- _YOUR INSTRUCTIONS_:
Below are the records; copy each line in which "JSON" occurs.

- _MATERIAL FOR THIS TASK_:
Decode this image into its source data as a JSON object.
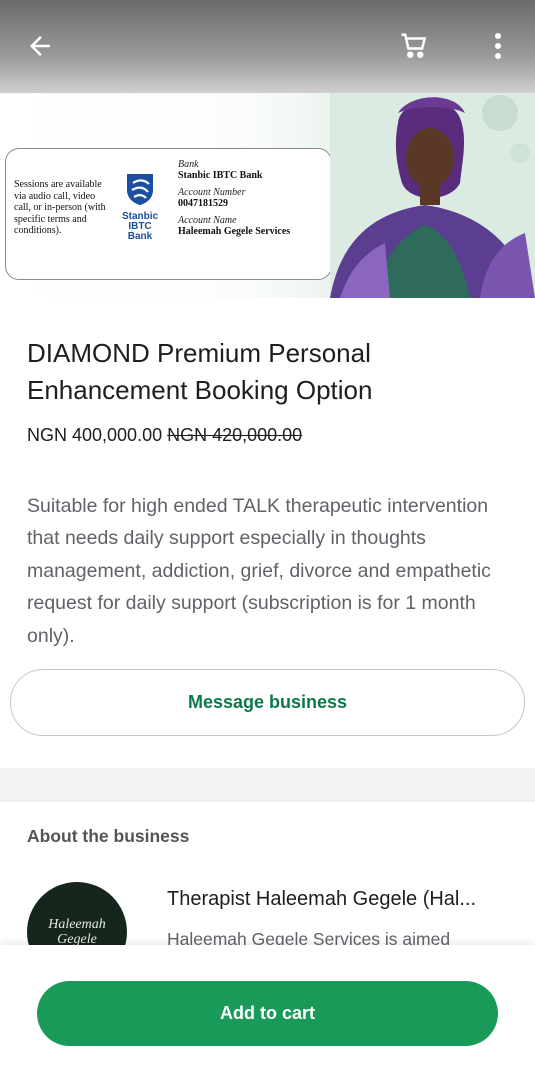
{
  "header": {
    "back_icon": "arrow-left-icon",
    "cart_icon": "shopping-cart-icon",
    "more_icon": "more-vertical-icon"
  },
  "banner": {
    "sessions_text": "Sessions are available via audio call, video call, or in-person (with specific terms and conditions).",
    "bank_logo_text": [
      "Stanbic",
      "IBTC",
      "Bank"
    ],
    "bank_label": "Bank",
    "bank_value": "Stanbic IBTC Bank",
    "account_number_label": "Account Number",
    "account_number_value": "0047181529",
    "account_name_label": "Account Name",
    "account_name_value": "Haleemah Gegele Services"
  },
  "product": {
    "title": "DIAMOND Premium Personal Enhancement Booking Option",
    "price": "NGN 400,000.00",
    "old_price": "NGN 420,000.00",
    "description": "Suitable for high ended TALK therapeutic intervention that needs daily support especially in thoughts management, addiction, grief, divorce and empathetic request for daily support (subscription is for 1 month only)."
  },
  "actions": {
    "message_label": "Message business",
    "add_to_cart_label": "Add to cart"
  },
  "about": {
    "heading": "About the business",
    "logo_text": [
      "Haleemah",
      "Gegele"
    ],
    "business_name": "Therapist Haleemah Gegele (Hal...",
    "business_desc": "Haleemah Gegele Services is aimed"
  },
  "colors": {
    "accent": "#1a9a58",
    "accent_text": "#0a7a4a"
  }
}
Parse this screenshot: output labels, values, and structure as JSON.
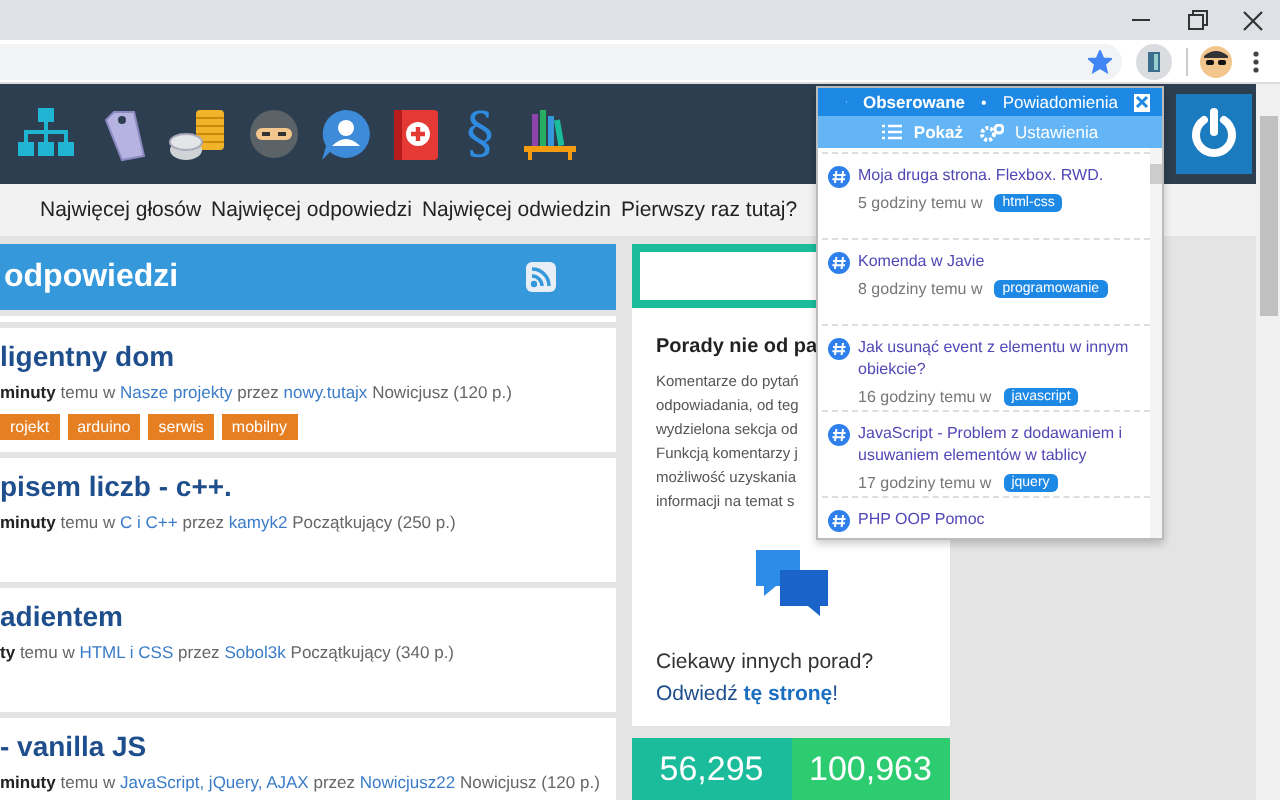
{
  "window_controls": [
    {
      "kind": "minimize"
    },
    {
      "kind": "maximize"
    },
    {
      "kind": "close"
    }
  ],
  "toolbar": {
    "bookmarked": true
  },
  "site_header": {
    "icons": [
      {
        "kind": "sitemap"
      },
      {
        "kind": "tag"
      },
      {
        "kind": "coins"
      },
      {
        "kind": "ninja"
      },
      {
        "kind": "person"
      },
      {
        "kind": "medkit"
      },
      {
        "kind": "glyph",
        "glyph": "§"
      },
      {
        "kind": "books"
      }
    ]
  },
  "nav": {
    "items": [
      "Najwięcej głosów",
      "Najwięcej odpowiedzi",
      "Najwięcej odwiedzin",
      "Pierwszy raz tutaj?"
    ]
  },
  "questions": {
    "title": "odpowiedzi",
    "items": [
      {
        "title": "ligentny dom",
        "meta": [
          {
            "text": "minuty",
            "kind": "bold"
          },
          {
            "text": "temu w",
            "kind": "plain"
          },
          {
            "text": "Nasze projekty",
            "kind": "link"
          },
          {
            "text": "przez",
            "kind": "plain"
          },
          {
            "text": "nowy.tutajx",
            "kind": "link"
          },
          {
            "text": "Nowicjusz (120 p.)",
            "kind": "plain"
          }
        ],
        "tags": [
          "rojekt",
          "arduino",
          "serwis",
          "mobilny"
        ]
      },
      {
        "title": "pisem liczb - c++.",
        "meta": [
          {
            "text": "minuty",
            "kind": "bold"
          },
          {
            "text": "temu w",
            "kind": "plain"
          },
          {
            "text": "C i C++",
            "kind": "link"
          },
          {
            "text": "przez",
            "kind": "plain"
          },
          {
            "text": "kamyk2",
            "kind": "link"
          },
          {
            "text": "Początkujący (250 p.)",
            "kind": "plain"
          }
        ]
      },
      {
        "title": "adientem",
        "meta": [
          {
            "text": "ty",
            "kind": "bold"
          },
          {
            "text": "temu w",
            "kind": "plain"
          },
          {
            "text": "HTML i CSS",
            "kind": "link"
          },
          {
            "text": "przez",
            "kind": "plain"
          },
          {
            "text": "Sobol3k",
            "kind": "link"
          },
          {
            "text": "Początkujący (340 p.)",
            "kind": "plain"
          }
        ]
      },
      {
        "title": "- vanilla JS",
        "meta": [
          {
            "text": "minuty",
            "kind": "bold"
          },
          {
            "text": "temu w",
            "kind": "plain"
          },
          {
            "text": "JavaScript, jQuery, AJAX",
            "kind": "link"
          },
          {
            "text": "przez",
            "kind": "plain"
          },
          {
            "text": "Nowicjusz22",
            "kind": "link"
          },
          {
            "text": "Nowicjusz (120 p.)",
            "kind": "plain"
          }
        ]
      }
    ]
  },
  "sidebar": {
    "title": "Porady nie od pa",
    "lines": [
      "Komentarze do pytań",
      "odpowiadania, od teg",
      "wydzielona sekcja od",
      "Funkcją komentarzy j",
      "możliwość uzyskania",
      "informacji na temat s"
    ],
    "question": "Ciekawy innych porad?",
    "visit": "Odwiedź **tę stronę**!"
  },
  "stats": [
    {
      "value": "56,295",
      "color": "#1abc9c"
    },
    {
      "value": "100,963",
      "color": "#2ecc71"
    }
  ],
  "popup": {
    "tabs": [
      {
        "label": "Obserowane",
        "selected": true
      },
      {
        "label": "Powiadomienia",
        "selected": false
      }
    ],
    "separator": "•",
    "actions": [
      {
        "label": "Pokaż",
        "kind": "list",
        "selected": true
      },
      {
        "label": "Ustawienia",
        "kind": "settings",
        "selected": false
      }
    ],
    "items": [
      {
        "title": "Moja druga strona. Flexbox. RWD.",
        "time": "5 godziny temu w",
        "tag": "html-css"
      },
      {
        "title": "Komenda w Javie",
        "time": "8 godziny temu w",
        "tag": "programowanie"
      },
      {
        "title": "Jak usunąć event z elementu w innym obiekcie?",
        "time": "16 godziny temu w",
        "tag": "javascript"
      },
      {
        "title": "JavaScript - Problem z dodawaniem i usuwaniem elementów w tablicy",
        "time": "17 godziny temu w",
        "tag": "jquery"
      },
      {
        "title": "PHP OOP Pomoc"
      }
    ]
  }
}
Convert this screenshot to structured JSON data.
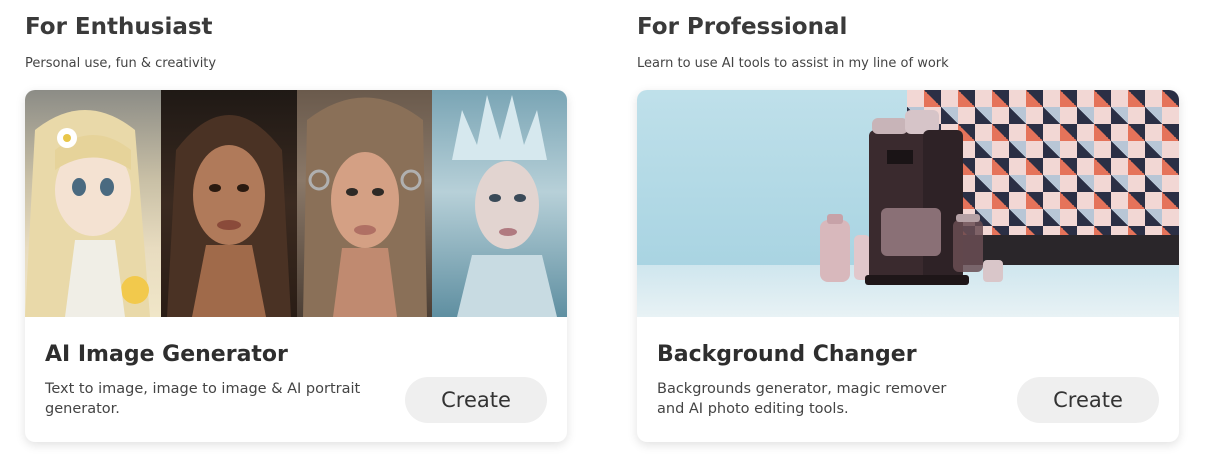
{
  "enthusiast": {
    "heading": "For Enthusiast",
    "subheading": "Personal use, fun & creativity",
    "card": {
      "title": "AI Image Generator",
      "description": "Text to image, image to image & AI portrait generator.",
      "button_label": "Create"
    }
  },
  "professional": {
    "heading": "For Professional",
    "subheading": "Learn to use AI tools to assist in my line of work",
    "card": {
      "title": "Background Changer",
      "description": "Backgrounds generator, magic remover and AI photo editing tools.",
      "button_label": "Create"
    }
  },
  "colors": {
    "button_bg": "#efefef",
    "heading_text": "#3a3a3a",
    "card_bg": "#ffffff"
  }
}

- _WRITTEN SOLUTION_:
Decode this image into its source data as a JSON object.
Parse this screenshot: output labels, values, and structure as JSON.
Convert this screenshot to structured JSON data.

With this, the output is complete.